One of Britain’s leading computer scientists has been appointed as chair of the new National Centre for Computing Education (NCCE), it can be announced today.
Simon Peyton Jones of Microsoft Research has achieved worldwide recognition for his work on programming language among other things and will now lead the work of the centre as it improves the teaching of computing and drives up participation in computer science.
Professor Peyton Jones said:
The National Centre offers a once-in-a-generation opportunity to firmly establish computer science as a foundational subject discipline that will enable all our young people to be active participants in the complex digital world that surrounds them.
I am delighted to have a role in translating the big vision of the new computing curriculum into a vibrant reality in every classroom in the country.
As the chair of the National Centre for Computing Education, Professor Peyton Jones will uphold the integrity of computing as an academic discipline across all the resources, guidance and professional development for teachers that the centre provides.
School Standards Minister Nick Gibb said:
This appointment reflects the Government’s determination to make sure pupils are computer literate and versed in the fundamentals of computer science and computer programming.
Professor Peyton Jones brings a wealth of experience and expertise to this role. This will be vital in making sure the centre, which is backed by a consortium made up of some of the country’s most accomplished tech organisations, is able to train teachers in the latest digital skills.
The National Centre is working with schools across England to improve teaching of computing and to drive up participation in computer science at GCSE and A-Level.
A consortium made up of STEM Learning, British Computer Society (BCS) and the Raspberry Pi Foundation are delivering the work of the NCCE, backed by up to £84 million of government funding.
The National Centre will operate virtually through a national network of up to 40 school-led Computing Hubs to provide training and resources to primary and secondary schools, and an intensive training programme for secondary teachers without a post A-Level qualification in computer science.

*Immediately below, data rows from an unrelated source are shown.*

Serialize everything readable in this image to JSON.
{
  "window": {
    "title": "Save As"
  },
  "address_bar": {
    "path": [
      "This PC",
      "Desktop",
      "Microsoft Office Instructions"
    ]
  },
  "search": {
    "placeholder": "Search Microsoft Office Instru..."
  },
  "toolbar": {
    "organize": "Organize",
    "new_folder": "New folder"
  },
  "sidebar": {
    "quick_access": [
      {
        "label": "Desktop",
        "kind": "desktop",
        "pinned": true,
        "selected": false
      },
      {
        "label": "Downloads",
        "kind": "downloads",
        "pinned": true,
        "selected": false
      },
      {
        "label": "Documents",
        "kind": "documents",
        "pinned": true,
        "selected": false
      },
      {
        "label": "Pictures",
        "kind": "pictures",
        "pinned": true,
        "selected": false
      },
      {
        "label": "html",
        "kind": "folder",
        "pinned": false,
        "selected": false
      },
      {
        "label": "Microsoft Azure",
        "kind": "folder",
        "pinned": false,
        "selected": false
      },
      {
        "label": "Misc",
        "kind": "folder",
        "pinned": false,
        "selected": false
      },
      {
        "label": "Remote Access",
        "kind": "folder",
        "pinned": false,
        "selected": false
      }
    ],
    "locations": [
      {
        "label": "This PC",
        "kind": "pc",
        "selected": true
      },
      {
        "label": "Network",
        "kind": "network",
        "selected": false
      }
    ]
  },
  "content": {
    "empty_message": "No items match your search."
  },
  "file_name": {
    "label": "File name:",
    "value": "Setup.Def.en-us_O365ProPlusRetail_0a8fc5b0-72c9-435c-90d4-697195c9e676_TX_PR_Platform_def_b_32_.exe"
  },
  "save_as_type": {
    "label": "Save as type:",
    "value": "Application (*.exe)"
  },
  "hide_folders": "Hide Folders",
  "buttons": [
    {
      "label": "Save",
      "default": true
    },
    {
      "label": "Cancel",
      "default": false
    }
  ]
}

The centre will also develop an A level programme to better prepare A level students for further study and employment in digital roles.
The National Centre will work with the University of Cambridge, with a further £1 million investment from Google.